- Twin-tank water softener: This model uses more floor space but that’s because of the two resin tanks. The space accommodation is worth it. When one tank is being used for soft water, the other is regenerating soft water in case more is needed throughout the day. The twin-tank system is great for large families who need more soft water during the day, making the higher cost well worth it.
Upgrades and Features to Consider
Looking to go above and beyond a standard softener? These add-ons may be for you.
- Water refiner (hybrid): Remove chlorine and other impurities causing poor taste and foul odor from your water with a whole home filter system that works with your water softener. The filters in this system never have to be replaced as long as the softener lasts.

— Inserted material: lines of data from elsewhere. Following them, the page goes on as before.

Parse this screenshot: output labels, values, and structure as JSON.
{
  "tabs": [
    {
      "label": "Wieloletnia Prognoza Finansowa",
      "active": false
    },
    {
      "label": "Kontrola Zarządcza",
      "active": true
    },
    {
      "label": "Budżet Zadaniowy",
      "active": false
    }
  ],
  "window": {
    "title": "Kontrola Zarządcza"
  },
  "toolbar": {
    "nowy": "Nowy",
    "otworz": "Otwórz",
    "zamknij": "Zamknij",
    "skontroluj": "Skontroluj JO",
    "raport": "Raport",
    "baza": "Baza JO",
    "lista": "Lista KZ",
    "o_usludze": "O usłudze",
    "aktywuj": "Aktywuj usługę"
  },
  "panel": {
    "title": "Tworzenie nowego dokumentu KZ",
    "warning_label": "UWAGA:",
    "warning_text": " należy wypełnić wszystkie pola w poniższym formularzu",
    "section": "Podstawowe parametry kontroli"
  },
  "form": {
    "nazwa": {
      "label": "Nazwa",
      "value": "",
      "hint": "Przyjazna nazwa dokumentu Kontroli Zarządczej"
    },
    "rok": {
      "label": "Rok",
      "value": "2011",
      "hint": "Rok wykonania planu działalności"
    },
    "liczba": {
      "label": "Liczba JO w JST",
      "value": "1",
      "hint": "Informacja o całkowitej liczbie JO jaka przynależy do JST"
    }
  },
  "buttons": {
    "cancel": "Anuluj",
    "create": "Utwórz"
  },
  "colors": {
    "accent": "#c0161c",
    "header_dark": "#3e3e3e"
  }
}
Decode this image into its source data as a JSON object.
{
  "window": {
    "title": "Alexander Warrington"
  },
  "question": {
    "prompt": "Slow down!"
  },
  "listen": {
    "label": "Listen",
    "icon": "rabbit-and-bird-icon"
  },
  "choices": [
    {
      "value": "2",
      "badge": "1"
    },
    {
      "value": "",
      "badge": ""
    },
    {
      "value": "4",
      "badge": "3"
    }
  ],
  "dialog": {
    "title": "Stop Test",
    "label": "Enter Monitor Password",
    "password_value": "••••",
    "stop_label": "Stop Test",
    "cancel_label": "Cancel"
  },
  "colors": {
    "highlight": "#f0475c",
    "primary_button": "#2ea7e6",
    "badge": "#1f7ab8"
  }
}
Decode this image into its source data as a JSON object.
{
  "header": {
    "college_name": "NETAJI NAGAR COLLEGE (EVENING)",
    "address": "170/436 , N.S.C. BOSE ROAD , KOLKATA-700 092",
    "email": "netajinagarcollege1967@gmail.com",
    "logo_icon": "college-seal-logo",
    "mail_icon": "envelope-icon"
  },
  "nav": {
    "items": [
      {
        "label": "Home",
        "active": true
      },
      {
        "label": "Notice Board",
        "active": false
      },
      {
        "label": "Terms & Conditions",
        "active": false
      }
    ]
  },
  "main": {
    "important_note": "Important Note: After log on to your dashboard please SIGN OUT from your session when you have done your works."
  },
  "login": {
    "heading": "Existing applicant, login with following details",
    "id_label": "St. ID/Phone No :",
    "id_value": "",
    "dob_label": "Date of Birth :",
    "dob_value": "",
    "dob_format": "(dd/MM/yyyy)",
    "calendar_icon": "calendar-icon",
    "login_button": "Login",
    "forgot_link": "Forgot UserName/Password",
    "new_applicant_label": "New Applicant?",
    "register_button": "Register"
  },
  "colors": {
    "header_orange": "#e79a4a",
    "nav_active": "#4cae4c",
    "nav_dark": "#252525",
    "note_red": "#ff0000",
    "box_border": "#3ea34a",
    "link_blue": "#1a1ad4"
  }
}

- Sediment filter: Remove leftover silt and sediment from your water before it enters your softener with a sediment filter. Your softener is vulnerable when it gets too dirty. That’s why this system is proactive in sediment removal. Your appliances and plumbing can also be affected by too much sediment. This filter will keep your system’s water clean.
- Blending valve: Some people prefer slightly harder water because soft water is generally slicker. A blending valve allows for some of the hard water causing minerals to remain in your water. This accessory leaves your water at about 2 gpg, whereas water from a softener is at zero.
- Routine maintenance: Although low maintenance, there are a few easy ways you can make water softeners work more efficiently and last longer.
- Salt bridge: This is when a solid crust develops in the brine tank and forms an empty space between your water and scale. This stops the salt from dissolving and making brine. Use a broom handle to carefully push on the top of the salt, using a little bit of pressure to break it up if it has solidified.
- Salt mushing: This is when the dissolved salt in your tank reforms and creates a sludge-like substance at the bottom of the brine tank. Salt mushing creates blockage in the tank, negatively affecting the regeneration process. The only way to fix this is to drain the softener of its water, dig out all the old salt, and replace it with fresh salt.
- Water softener cleanser: By using a water softener cleanser every four months you can maintain your water softener’s peak efficiency and performance. It also helps remove harmful deposits from your water softener’s resin bed, valve and system.
Making Water-Softener Speak Work for You
With a new understanding of the key terms associated with hard water and water softeners, finding the best solution for your home will be a breeze. To help narrow down your search even more, get your personalized softening solution based on your unique needs.